Task requirements. All of the records that follow need to be copied word for word, without the pictures.

(Stored data)
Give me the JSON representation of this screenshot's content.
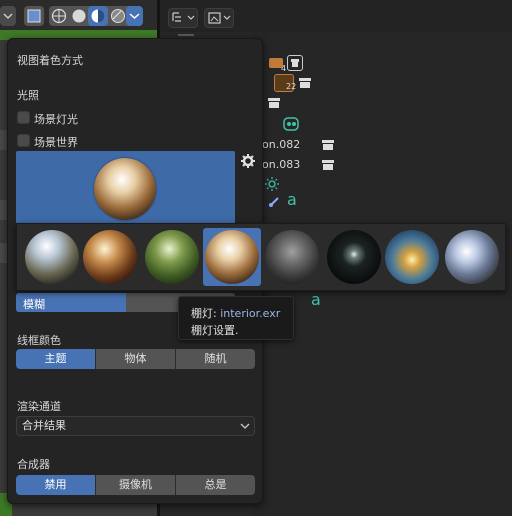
{
  "popover": {
    "title": "视图着色方式",
    "lighting": {
      "section": "光照",
      "scene_lights": "场景灯光",
      "scene_world": "场景世界"
    },
    "blur_label": "模糊",
    "wireframe_color": {
      "section": "线框颜色",
      "options": [
        "主题",
        "物体",
        "随机"
      ],
      "selected": "主题"
    },
    "render_pass": {
      "section": "渲染通道",
      "value": "合并结果"
    },
    "compositor": {
      "section": "合成器",
      "options": [
        "禁用",
        "摄像机",
        "总是"
      ],
      "selected": "禁用"
    }
  },
  "hdri": {
    "items": [
      "city",
      "courtyard",
      "forest",
      "interior",
      "night",
      "studio",
      "sunrise",
      "sunset"
    ],
    "selected": "interior"
  },
  "tooltip": {
    "title": "棚灯:",
    "file": "interior.exr",
    "description": "棚灯设置."
  },
  "outliner": {
    "items": [
      "on.082",
      "on.083"
    ],
    "counts": [
      "4",
      "22"
    ]
  },
  "colors": {
    "accent": "#4772b3",
    "green": "#3e7a25",
    "cyan": "#3fc4a8"
  }
}
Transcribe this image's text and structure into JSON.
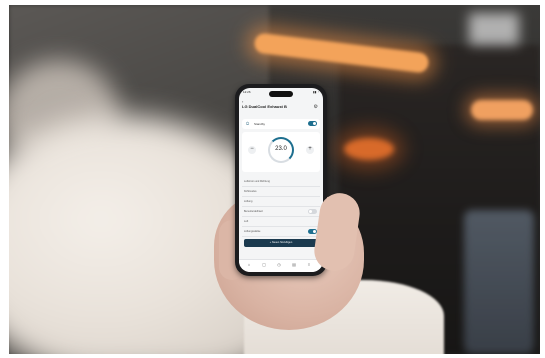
{
  "phone": {
    "status_time": "12:26",
    "app_title": "LG DualCool Exhaust B",
    "power_label": "Standby",
    "temperature": "23.0",
    "cta_label": "+ Neuen hinzufügen",
    "subtabs": [
      "Übersicht",
      "Verlauf",
      "Modus",
      "Automatisierung",
      "Einstellungen"
    ],
    "settings": [
      {
        "label": "Luftstrom und Richtung",
        "value": ""
      },
      {
        "label": "Kühlmodus",
        "value": ""
      },
      {
        "label": "Lüftung",
        "value": ""
      },
      {
        "label": "Benutzerdefiniert",
        "value": ""
      },
      {
        "label": "Luft",
        "value": ""
      },
      {
        "label": "Lüftungsstärke",
        "value": ""
      }
    ],
    "nav_icons": [
      "home-icon",
      "devices-icon",
      "routine-icon",
      "stats-icon",
      "menu-icon"
    ]
  },
  "colors": {
    "accent": "#1e6f8f",
    "cta": "#1b3a4f",
    "lamp": "#f3a35a"
  }
}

Output of the task.
Give me the JSON representation of this screenshot's content.
{
  "popover": {
    "title": "视图着色方式",
    "lighting": {
      "section": "光照",
      "scene_lights": "场景灯光",
      "scene_world": "场景世界"
    },
    "blur_label": "模糊",
    "wireframe_color": {
      "section": "线框颜色",
      "options": [
        "主题",
        "物体",
        "随机"
      ],
      "selected": "主题"
    },
    "render_pass": {
      "section": "渲染通道",
      "value": "合并结果"
    },
    "compositor": {
      "section": "合成器",
      "options": [
        "禁用",
        "摄像机",
        "总是"
      ],
      "selected": "禁用"
    }
  },
  "hdri": {
    "items": [
      "city",
      "courtyard",
      "forest",
      "interior",
      "night",
      "studio",
      "sunrise",
      "sunset"
    ],
    "selected": "interior"
  },
  "tooltip": {
    "title": "棚灯:",
    "file": "interior.exr",
    "description": "棚灯设置."
  },
  "outliner": {
    "items": [
      "on.082",
      "on.083"
    ],
    "counts": [
      "4",
      "22"
    ]
  },
  "colors": {
    "accent": "#4772b3",
    "green": "#3e7a25",
    "cyan": "#3fc4a8"
  }
}
Transcribe this image's text and structure into JSON.
{
  "phone": {
    "status_time": "12:26",
    "app_title": "LG DualCool Exhaust B",
    "power_label": "Standby",
    "temperature": "23.0",
    "cta_label": "+ Neuen hinzufügen",
    "subtabs": [
      "Übersicht",
      "Verlauf",
      "Modus",
      "Automatisierung",
      "Einstellungen"
    ],
    "settings": [
      {
        "label": "Luftstrom und Richtung",
        "value": ""
      },
      {
        "label": "Kühlmodus",
        "value": ""
      },
      {
        "label": "Lüftung",
        "value": ""
      },
      {
        "label": "Benutzerdefiniert",
        "value": ""
      },
      {
        "label": "Luft",
        "value": ""
      },
      {
        "label": "Lüftungsstärke",
        "value": ""
      }
    ],
    "nav_icons": [
      "home-icon",
      "devices-icon",
      "routine-icon",
      "stats-icon",
      "menu-icon"
    ]
  },
  "colors": {
    "accent": "#1e6f8f",
    "cta": "#1b3a4f",
    "lamp": "#f3a35a"
  }
}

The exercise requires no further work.